I support protests by March North residents against housing plan outlined in Fenland core strategy
PUBLISHED: 15:03 14 February 2013 | UPDATED: 15:03 14 February 2013
OVER the past 25 years March has expanded its residential areas with little improvement to amenities.
With the exception of the bypass built in the mid-70s and the arrival of Sainsbury’s in the mid-90s, nothing has changed to support the increase in population.
Progressively the town has become more congested. The surface drainage system has become overloaded at times of heavy rainfall, it has become more difficult to get to see a doctor or dentist and our schools are already at capacity.
On a positive note the redevelopment of Neale-Wade College is a major improvement for the town.

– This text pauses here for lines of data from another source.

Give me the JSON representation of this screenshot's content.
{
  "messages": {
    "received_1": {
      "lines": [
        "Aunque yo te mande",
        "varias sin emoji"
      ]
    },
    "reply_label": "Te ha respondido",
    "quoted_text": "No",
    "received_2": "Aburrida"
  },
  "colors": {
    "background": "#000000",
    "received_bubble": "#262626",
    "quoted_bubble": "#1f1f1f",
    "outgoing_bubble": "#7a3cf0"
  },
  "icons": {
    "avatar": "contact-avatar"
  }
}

Lessons should be learned from the failures of the past, but Fenland’s core strategy proposes 11,000 new homes between 2011 and 2031 with 4,200 of these new homes earmarked for March.
Without a detailed strategy to deal with infrastructure, development on this scale should not take place. To do so will see more traffic chaos in our town, overcrowded schools, longer waiting times at doctor or dentist surgeries.
It is fair to say that the provision of infrastructure does feature in the core strategy and it is viewed as being a major part of the document, but as there is no foreseeable funding it is being suggested that any improvements to infrastructure will have to be funded by developers, which suggest only limited improvements can be achieved.
Residents of March North have been very vocal in their opposition to these proposals. Of the 4,200 new homes for March, 450 will be built in the North Ward.
To develop this area to the degree being proposed will have a major impact on current infrastructure. To negotiate the level crossing at Station Road will become more of a problem than it already is, there is no other natural access to the town or route to travel out of town, schools have limited places now and will come under more pressure.
A major review of what will be required for the future to support the levels of proposed development is required. It should not be left to individual planning applications and an assessment being made at that time about what is required in supporting infrastructure and then looking to developers to fund these improvements.
I support the residents of March North in their opposition to these proposals and will do so until such time as these proposals are changed - and we have a meaningful strategy for improved infrastructure.
CLLR PETER TUNLEY
March North Ward
Fenland District Council